• **Work item**: Scan the entries for "JSON". Every line that holds it is to be copied.

Extracted records:

====

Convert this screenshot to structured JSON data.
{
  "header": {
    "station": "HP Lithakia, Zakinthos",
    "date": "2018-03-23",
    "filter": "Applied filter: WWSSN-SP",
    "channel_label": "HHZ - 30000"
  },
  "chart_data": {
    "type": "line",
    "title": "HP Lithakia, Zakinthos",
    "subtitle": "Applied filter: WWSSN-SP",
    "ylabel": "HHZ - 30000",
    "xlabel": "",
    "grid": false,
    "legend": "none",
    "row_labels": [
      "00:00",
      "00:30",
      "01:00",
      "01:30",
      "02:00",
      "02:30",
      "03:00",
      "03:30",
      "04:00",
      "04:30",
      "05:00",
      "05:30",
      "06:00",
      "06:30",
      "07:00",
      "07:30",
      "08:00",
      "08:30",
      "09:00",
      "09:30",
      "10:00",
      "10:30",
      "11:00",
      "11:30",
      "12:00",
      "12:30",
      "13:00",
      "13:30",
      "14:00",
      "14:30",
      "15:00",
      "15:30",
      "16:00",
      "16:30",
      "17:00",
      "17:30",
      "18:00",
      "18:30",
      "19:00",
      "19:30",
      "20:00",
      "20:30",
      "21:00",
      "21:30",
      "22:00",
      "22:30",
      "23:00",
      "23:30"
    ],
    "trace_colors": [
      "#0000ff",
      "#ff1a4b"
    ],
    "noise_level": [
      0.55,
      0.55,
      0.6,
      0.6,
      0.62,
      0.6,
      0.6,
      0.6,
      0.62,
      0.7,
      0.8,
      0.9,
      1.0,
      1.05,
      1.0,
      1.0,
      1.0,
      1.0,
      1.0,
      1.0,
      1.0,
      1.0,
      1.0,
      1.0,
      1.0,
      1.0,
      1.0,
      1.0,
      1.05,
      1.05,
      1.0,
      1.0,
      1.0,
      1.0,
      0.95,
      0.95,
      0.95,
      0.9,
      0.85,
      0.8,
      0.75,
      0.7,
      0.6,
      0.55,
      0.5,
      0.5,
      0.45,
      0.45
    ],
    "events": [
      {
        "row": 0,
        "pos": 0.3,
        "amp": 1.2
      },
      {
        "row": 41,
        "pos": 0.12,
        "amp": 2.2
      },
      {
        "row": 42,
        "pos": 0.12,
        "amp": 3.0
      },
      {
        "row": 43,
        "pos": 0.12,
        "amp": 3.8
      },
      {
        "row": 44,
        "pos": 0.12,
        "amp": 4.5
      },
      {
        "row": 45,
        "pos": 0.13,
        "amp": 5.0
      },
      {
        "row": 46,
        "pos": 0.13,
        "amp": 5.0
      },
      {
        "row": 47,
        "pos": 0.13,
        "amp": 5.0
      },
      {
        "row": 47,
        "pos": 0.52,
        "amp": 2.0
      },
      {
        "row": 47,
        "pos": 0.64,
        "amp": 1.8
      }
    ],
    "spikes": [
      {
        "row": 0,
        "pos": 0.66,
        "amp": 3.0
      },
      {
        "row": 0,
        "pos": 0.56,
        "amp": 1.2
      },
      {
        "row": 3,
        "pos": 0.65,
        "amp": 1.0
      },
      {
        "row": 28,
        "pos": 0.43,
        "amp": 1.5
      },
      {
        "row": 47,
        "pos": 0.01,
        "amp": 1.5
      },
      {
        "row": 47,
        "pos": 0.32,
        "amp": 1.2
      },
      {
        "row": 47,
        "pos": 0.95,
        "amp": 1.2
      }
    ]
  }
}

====

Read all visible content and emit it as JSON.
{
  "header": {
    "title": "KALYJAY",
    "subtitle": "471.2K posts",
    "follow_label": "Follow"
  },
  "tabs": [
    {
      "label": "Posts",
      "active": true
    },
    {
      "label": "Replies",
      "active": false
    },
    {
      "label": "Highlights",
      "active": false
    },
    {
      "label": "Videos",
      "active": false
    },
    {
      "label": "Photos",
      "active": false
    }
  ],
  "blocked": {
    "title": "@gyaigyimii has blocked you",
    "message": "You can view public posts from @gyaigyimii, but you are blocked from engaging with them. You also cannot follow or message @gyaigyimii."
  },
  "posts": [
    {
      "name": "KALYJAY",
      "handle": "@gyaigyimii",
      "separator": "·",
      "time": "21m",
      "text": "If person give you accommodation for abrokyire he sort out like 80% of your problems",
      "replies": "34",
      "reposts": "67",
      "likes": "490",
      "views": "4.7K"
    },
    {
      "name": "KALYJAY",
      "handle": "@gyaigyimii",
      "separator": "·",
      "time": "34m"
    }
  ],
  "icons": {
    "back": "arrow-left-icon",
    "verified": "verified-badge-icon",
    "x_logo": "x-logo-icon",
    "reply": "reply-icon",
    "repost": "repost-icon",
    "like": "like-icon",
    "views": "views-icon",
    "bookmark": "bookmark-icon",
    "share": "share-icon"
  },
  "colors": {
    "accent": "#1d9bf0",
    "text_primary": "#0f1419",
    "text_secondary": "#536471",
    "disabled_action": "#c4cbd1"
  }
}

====

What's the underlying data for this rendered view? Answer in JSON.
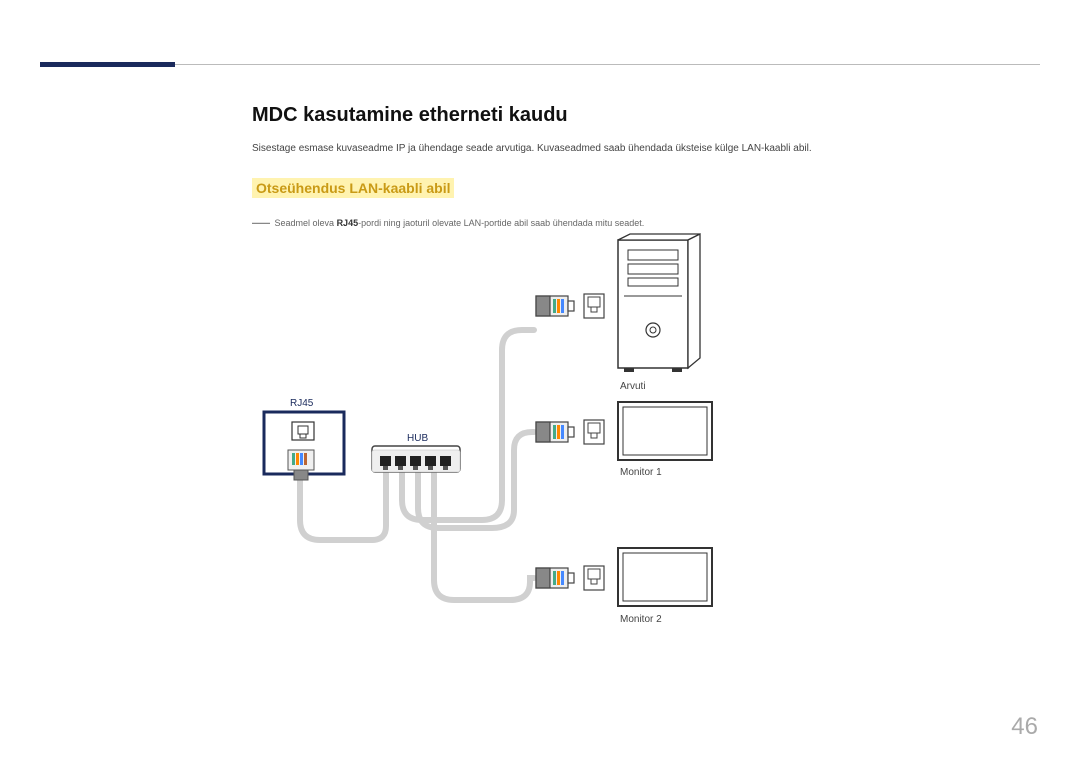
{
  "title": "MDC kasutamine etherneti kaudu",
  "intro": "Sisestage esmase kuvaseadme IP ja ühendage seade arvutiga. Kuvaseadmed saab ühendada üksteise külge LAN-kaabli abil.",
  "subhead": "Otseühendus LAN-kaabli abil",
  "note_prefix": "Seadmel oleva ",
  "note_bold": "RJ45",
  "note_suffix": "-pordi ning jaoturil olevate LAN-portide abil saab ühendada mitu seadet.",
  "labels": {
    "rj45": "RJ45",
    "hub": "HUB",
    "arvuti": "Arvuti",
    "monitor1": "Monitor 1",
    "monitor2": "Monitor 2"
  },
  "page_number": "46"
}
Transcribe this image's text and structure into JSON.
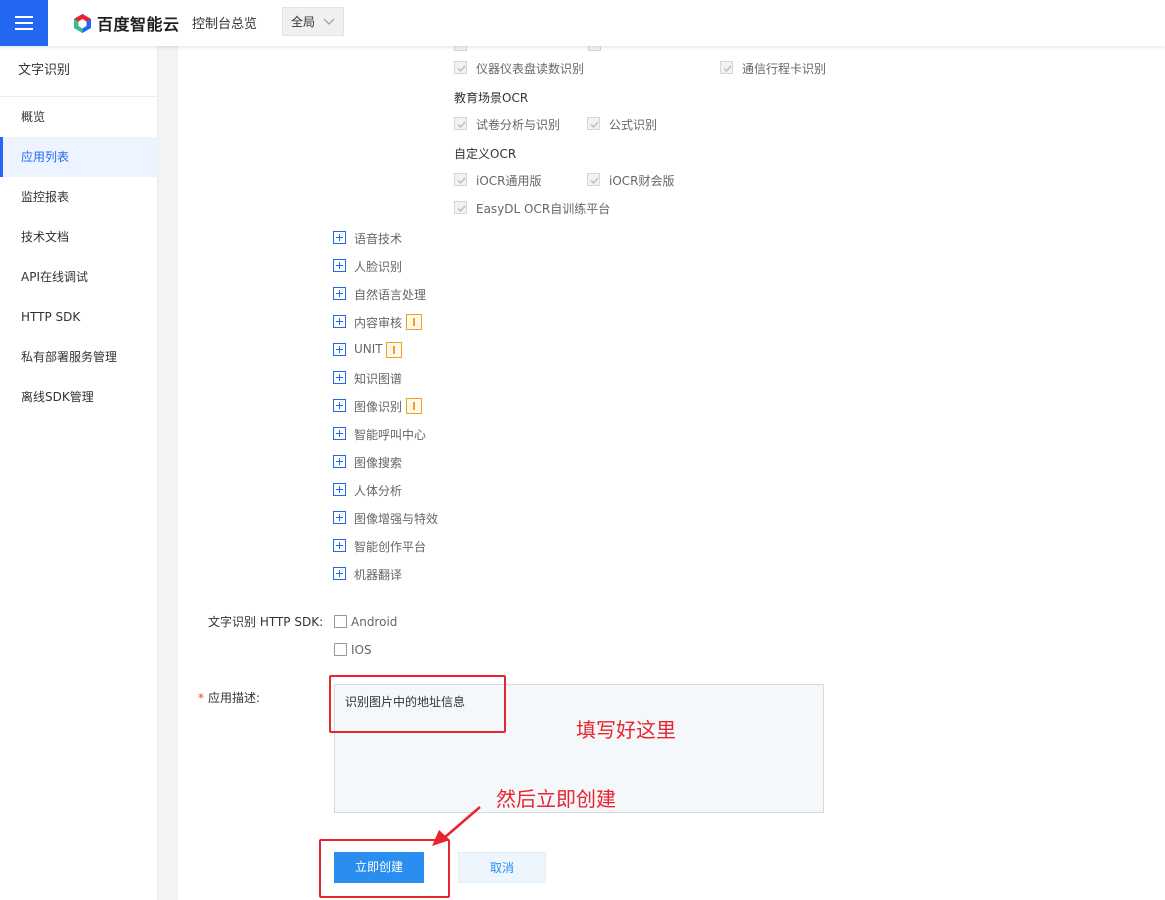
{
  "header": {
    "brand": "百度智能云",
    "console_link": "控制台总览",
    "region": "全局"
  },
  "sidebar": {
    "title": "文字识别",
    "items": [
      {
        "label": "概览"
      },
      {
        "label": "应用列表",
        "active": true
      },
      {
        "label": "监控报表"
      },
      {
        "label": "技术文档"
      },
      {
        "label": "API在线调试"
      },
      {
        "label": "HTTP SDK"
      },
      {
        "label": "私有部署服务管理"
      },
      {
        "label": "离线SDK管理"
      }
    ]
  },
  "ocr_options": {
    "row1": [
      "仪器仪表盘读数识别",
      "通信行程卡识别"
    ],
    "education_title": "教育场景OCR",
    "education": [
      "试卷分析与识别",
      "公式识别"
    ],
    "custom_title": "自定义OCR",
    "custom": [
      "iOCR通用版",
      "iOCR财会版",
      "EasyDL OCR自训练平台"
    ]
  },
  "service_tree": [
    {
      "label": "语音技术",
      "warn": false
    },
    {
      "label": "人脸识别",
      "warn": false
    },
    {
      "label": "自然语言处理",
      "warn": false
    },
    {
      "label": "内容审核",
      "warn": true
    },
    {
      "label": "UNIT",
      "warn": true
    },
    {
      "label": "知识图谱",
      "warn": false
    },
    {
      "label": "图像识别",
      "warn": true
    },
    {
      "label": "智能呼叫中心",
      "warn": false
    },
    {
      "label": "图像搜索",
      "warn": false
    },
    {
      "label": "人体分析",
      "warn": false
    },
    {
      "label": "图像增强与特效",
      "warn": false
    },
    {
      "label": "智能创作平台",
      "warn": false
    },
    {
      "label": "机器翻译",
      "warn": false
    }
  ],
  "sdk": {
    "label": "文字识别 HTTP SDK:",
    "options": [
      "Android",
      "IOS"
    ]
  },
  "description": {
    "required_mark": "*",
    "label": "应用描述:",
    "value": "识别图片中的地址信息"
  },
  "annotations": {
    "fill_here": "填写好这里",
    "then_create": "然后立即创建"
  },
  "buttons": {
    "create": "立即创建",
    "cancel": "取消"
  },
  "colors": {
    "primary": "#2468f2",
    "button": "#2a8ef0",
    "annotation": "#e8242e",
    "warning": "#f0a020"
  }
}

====

• **Response to the exercise**:
Convert this screenshot to structured JSON data.
Read all visible content and emit it as JSON.
What's the underlying data for this rendered view? Answer in JSON.
Transcribe this image's text and structure into JSON.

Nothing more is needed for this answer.